Steve Gullick - vocals, guitar, misc.
James Johnston - vocals, guitar, organ, violin, harmonica, misc.
cramped rooms in East London and a menagerie of piled equipment.
Insomnia, honesty, confession and desperation trail every note and
sound on this odd and extraordinary album.
Imagine Tonight's The Night era Neil Young voicing the disquiet
that tumbles at the heart of Sonic Youth's Bad Moon Rising,
the stark folk of Johnny Cash's American recordings, and the most
damaged and haunted of Big Star for sonic cartography. ...Bender
treat these as their launchpad and proceed to lead you in all manner
of unexpected but powerful and poignant directions.
There may not
be a storm-tossed ship on the cover of this latest self-titled LP,
but much of the turbulent nightscape of ...Bender's preceeding album
Run Aground lingers. The structure of the material however,
is this time far more direct. These beautiful and unsettling songs
are about the rarely expressed sentiments and insights that inform
our lives and loves, set to an unadorned and chilling musical background.
... Bender are Geraldine Swayne, Bad Seed and Gallon Drunk frontman
James Johnston, and photographer Steve Gullick. They share and swap
traditional, electric and unconventional instruments, sometimes
playing them straight, and sometimes rendering them unrecognisable.
The sensibitlity is that desire should not be hindered by mere technique.
lingers like freezing fog clinging to the album's every bough, and
lending the edge to every silence. It's the vocals that speak clearly,
sparely and barely. Apologies, regrets, paranoia. Questions that
sorely beg reply, but can never be answered satisfactorily. Call
it folk art, call it outsider protest, call it potent and brooding
country relocated for the urban/industrial sprawl. Like all home

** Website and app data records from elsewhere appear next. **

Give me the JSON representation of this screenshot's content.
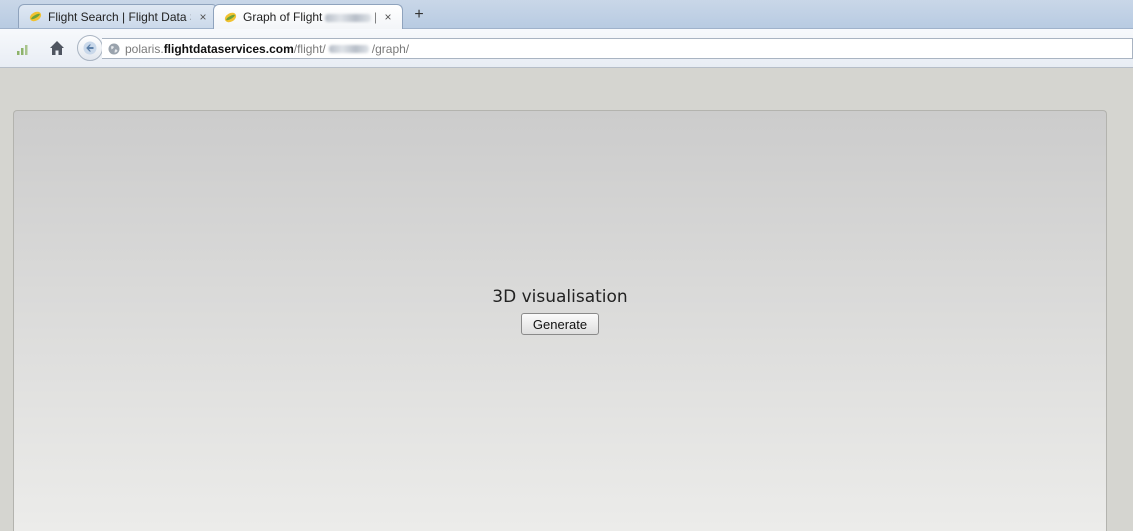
{
  "browser": {
    "tabs": [
      {
        "label": "Flight Search | Flight Data S...",
        "close": "×",
        "active": false
      },
      {
        "label_prefix": "Graph of Flight",
        "label_suffix": "| ...",
        "close": "×",
        "active": true
      }
    ],
    "new_tab": "+",
    "url": {
      "subdomain": "polaris.",
      "domain": "flightdataservices.com",
      "path_prefix": "/flight/",
      "path_suffix": "/graph/"
    },
    "icons": [
      "signal-icon",
      "home-icon",
      "back-arrow-icon",
      "globe-icon",
      "favicon"
    ]
  },
  "page": {
    "visualisation_title": "3D visualisation",
    "generate_label": "Generate"
  },
  "colors": {
    "tabstrip": "#b8cbe2",
    "panel_top": "#cccccc",
    "panel_bottom": "#ececea"
  }
}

truths this sometimes makes uncomfortable listening..but that doesn't
mean it doesn't feel good, because it does. Very good.
© Steve Gullick 2004